• _Task directions_: Nothing in the records should be changed in the copy, though the pictures must be left out.

• _Available data_:
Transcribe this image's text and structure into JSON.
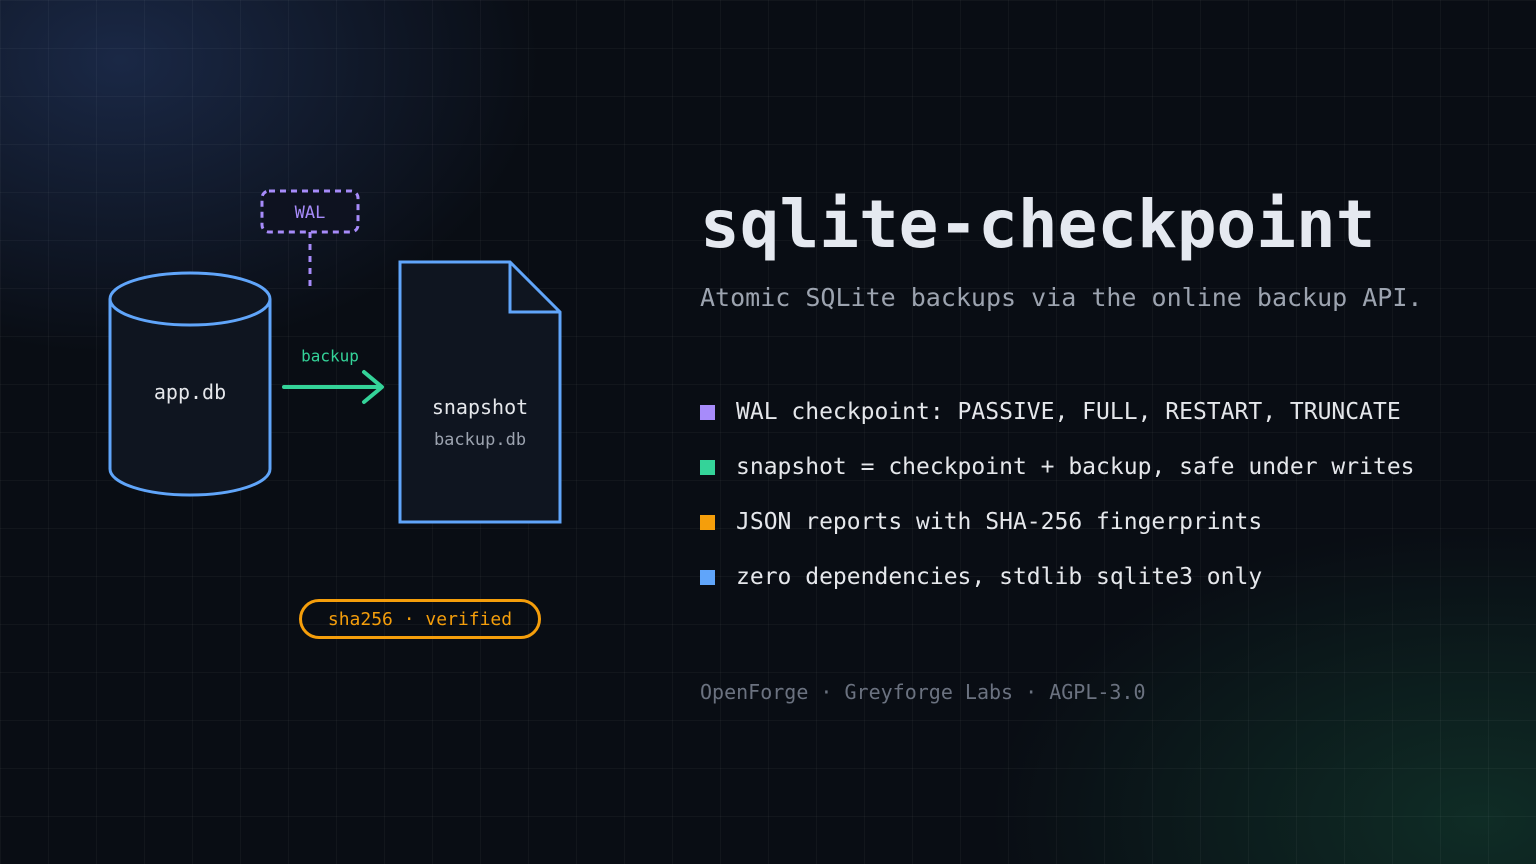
{
  "diagram": {
    "wal_label": "WAL",
    "backup_label": "backup",
    "source_db": "app.db",
    "snapshot_title": "snapshot",
    "snapshot_file": "backup.db",
    "badge": "sha256 · verified",
    "colors": {
      "database_stroke": "#60a5fa",
      "wal_stroke": "#a78bfa",
      "arrow": "#34d399",
      "badge": "#f59e0b"
    }
  },
  "header": {
    "title": "sqlite-checkpoint",
    "subtitle": "Atomic SQLite backups via the online backup API."
  },
  "features": [
    {
      "text": "WAL checkpoint: PASSIVE, FULL, RESTART, TRUNCATE",
      "color": "#a78bfa"
    },
    {
      "text": "snapshot = checkpoint + backup, safe under writes",
      "color": "#34d399"
    },
    {
      "text": "JSON reports with SHA-256 fingerprints",
      "color": "#f59e0b"
    },
    {
      "text": "zero dependencies, stdlib sqlite3 only",
      "color": "#60a5fa"
    }
  ],
  "footer": "OpenForge · Greyforge Labs · AGPL-3.0"
}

• _Your solution_:
Transcribe this image's text and structure into JSON.
{
  "diagram": {
    "wal_label": "WAL",
    "backup_label": "backup",
    "source_db": "app.db",
    "snapshot_title": "snapshot",
    "snapshot_file": "backup.db",
    "badge": "sha256 · verified",
    "colors": {
      "database_stroke": "#60a5fa",
      "wal_stroke": "#a78bfa",
      "arrow": "#34d399",
      "badge": "#f59e0b"
    }
  },
  "header": {
    "title": "sqlite-checkpoint",
    "subtitle": "Atomic SQLite backups via the online backup API."
  },
  "features": [
    {
      "text": "WAL checkpoint: PASSIVE, FULL, RESTART, TRUNCATE",
      "color": "#a78bfa"
    },
    {
      "text": "snapshot = checkpoint + backup, safe under writes",
      "color": "#34d399"
    },
    {
      "text": "JSON reports with SHA-256 fingerprints",
      "color": "#f59e0b"
    },
    {
      "text": "zero dependencies, stdlib sqlite3 only",
      "color": "#60a5fa"
    }
  ],
  "footer": "OpenForge · Greyforge Labs · AGPL-3.0"
}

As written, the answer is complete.